"Nothing is original. Steal from anywhere that resonates with inspiration or fuels your imagination. Devour old films, new films, music, books, paintings, photographs, poems, dreams, random conversations, architecture, bridges, street signs, trees, clouds, bodies of water, light and shadows. Select only things to steal from that speak directly to your soul. If you do this, your work (and theft) will be authentic. Authenticity is invaluable; originality is nonexistent. And don’t bother concealing your thievery – celebrate it if you feel like it."

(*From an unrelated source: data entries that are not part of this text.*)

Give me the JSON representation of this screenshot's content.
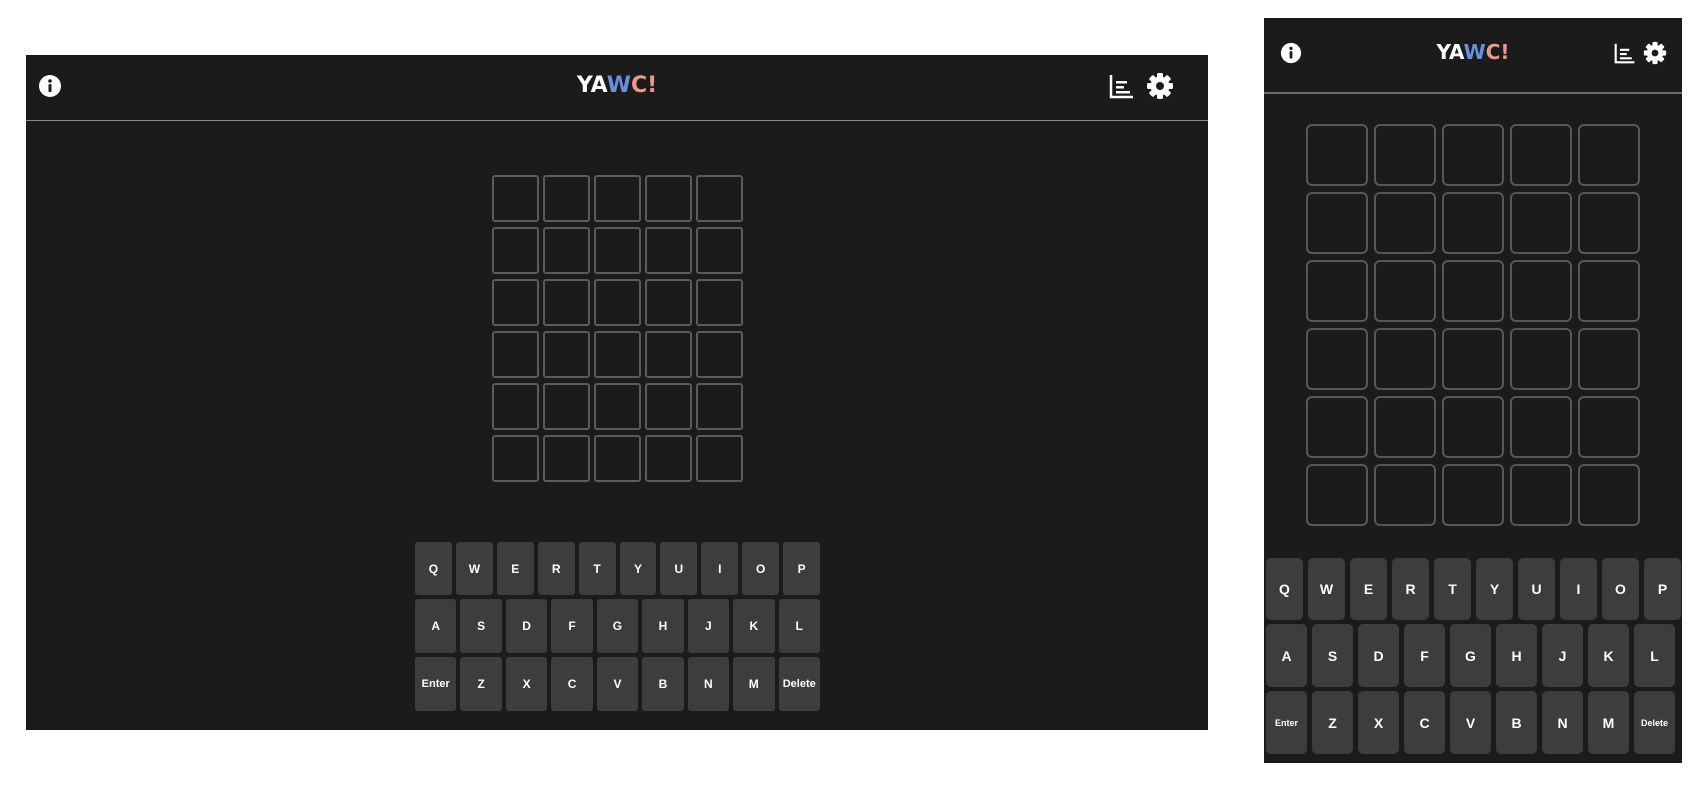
{
  "app": {
    "logo": {
      "part1": "YA",
      "part2": "W",
      "part3": "C!"
    },
    "colors": {
      "background": "#1c1b1c",
      "tile_border": "#5c5a5e",
      "key": "#3f3c3f",
      "logo_w": "#6a8fe0",
      "logo_c": "#e89a8e"
    },
    "icons": {
      "left": "info-icon",
      "right": [
        "stats-chart-icon",
        "gear-icon"
      ]
    }
  },
  "board": {
    "rows": 6,
    "cols": 5
  },
  "keyboard": {
    "row1": [
      "Q",
      "W",
      "E",
      "R",
      "T",
      "Y",
      "U",
      "I",
      "O",
      "P"
    ],
    "row2": [
      "A",
      "S",
      "D",
      "F",
      "G",
      "H",
      "J",
      "K",
      "L"
    ],
    "row3": [
      "Enter",
      "Z",
      "X",
      "C",
      "V",
      "B",
      "N",
      "M",
      "Delete"
    ]
  }
}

Jim Jarmusch is a director, producer, and screenwriter. He’s been at the forefront of independent and alternative cinema since the early 1980s, and his university film “Permanent Vacation” (1980), made for just $12,000 launched him onto many talents-to-watch lists. He went on to create “Stranger Than Paradise” and “Down By Law” which both carved out his signature style of long continuous shots which ran for several minutes. Jarmusch has always had a way of seeing the world though his films like an outsider, his shots often have long silences and follow characters while walking, as if Jarmusch is an alien, or voyeur from another time and place. In a 2005 interview with The New York Times, “Down by Law” star Tom Waits said of Jarmusch, “The key, I think, to Jim, is that he went gray when he was 15 … As a result, he always felt like an immigrant in the teenage world. He’s been an immigrant – a benign, fascinated foreigner – ever since. And all his films are about that.”
The above quote by Jarmusch , from his 5 “Golden Rules” is an insight into how he we can find originality by submerging ourselves (and eventually stealing from) multiple works of art. He essentially says, steal all you want, as long as the theft sparks something in your imagination.